Requirement: Return the listing in full, word for word.

Information supplied:
····················

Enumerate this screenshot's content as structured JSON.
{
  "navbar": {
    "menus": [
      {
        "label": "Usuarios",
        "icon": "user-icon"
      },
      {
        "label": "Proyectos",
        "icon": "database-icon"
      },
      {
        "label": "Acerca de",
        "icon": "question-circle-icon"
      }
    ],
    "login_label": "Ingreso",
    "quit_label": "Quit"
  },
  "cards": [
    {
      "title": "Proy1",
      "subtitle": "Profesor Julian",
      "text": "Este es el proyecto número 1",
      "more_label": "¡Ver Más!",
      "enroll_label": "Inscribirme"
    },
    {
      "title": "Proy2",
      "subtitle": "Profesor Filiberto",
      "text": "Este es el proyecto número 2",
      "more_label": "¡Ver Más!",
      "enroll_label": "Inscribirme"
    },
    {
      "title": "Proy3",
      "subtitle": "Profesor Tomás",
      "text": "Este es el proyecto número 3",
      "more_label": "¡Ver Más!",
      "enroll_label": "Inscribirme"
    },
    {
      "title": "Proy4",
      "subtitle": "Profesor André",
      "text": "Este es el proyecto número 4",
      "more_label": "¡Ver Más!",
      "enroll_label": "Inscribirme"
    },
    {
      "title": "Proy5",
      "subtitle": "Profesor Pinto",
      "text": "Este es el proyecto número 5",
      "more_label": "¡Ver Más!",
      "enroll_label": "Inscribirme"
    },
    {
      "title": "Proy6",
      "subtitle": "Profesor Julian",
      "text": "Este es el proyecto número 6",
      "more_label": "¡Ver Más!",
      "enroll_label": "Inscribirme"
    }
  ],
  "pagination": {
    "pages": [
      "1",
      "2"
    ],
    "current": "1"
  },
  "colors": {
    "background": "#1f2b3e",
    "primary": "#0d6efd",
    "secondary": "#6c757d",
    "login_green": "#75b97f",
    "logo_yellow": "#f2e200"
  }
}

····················

Answer section:
Enumerate this screenshot's content as structured JSON.
{
  "navbar": {
    "menus": [
      {
        "label": "Usuarios",
        "icon": "user-icon"
      },
      {
        "label": "Proyectos",
        "icon": "database-icon"
      },
      {
        "label": "Acerca de",
        "icon": "question-circle-icon"
      }
    ],
    "login_label": "Ingreso",
    "quit_label": "Quit"
  },
  "cards": [
    {
      "title": "Proy1",
      "subtitle": "Profesor Julian",
      "text": "Este es el proyecto número 1",
      "more_label": "¡Ver Más!",
      "enroll_label": "Inscribirme"
    },
    {
      "title": "Proy2",
      "subtitle": "Profesor Filiberto",
      "text": "Este es el proyecto número 2",
      "more_label": "¡Ver Más!",
      "enroll_label": "Inscribirme"
    },
    {
      "title": "Proy3",
      "subtitle": "Profesor Tomás",
      "text": "Este es el proyecto número 3",
      "more_label": "¡Ver Más!",
      "enroll_label": "Inscribirme"
    },
    {
      "title": "Proy4",
      "subtitle": "Profesor André",
      "text": "Este es el proyecto número 4",
      "more_label": "¡Ver Más!",
      "enroll_label": "Inscribirme"
    },
    {
      "title": "Proy5",
      "subtitle": "Profesor Pinto",
      "text": "Este es el proyecto número 5",
      "more_label": "¡Ver Más!",
      "enroll_label": "Inscribirme"
    },
    {
      "title": "Proy6",
      "subtitle": "Profesor Julian",
      "text": "Este es el proyecto número 6",
      "more_label": "¡Ver Más!",
      "enroll_label": "Inscribirme"
    }
  ],
  "pagination": {
    "pages": [
      "1",
      "2"
    ],
    "current": "1"
  },
  "colors": {
    "background": "#1f2b3e",
    "primary": "#0d6efd",
    "secondary": "#6c757d",
    "login_green": "#75b97f",
    "logo_yellow": "#f2e200"
  }
}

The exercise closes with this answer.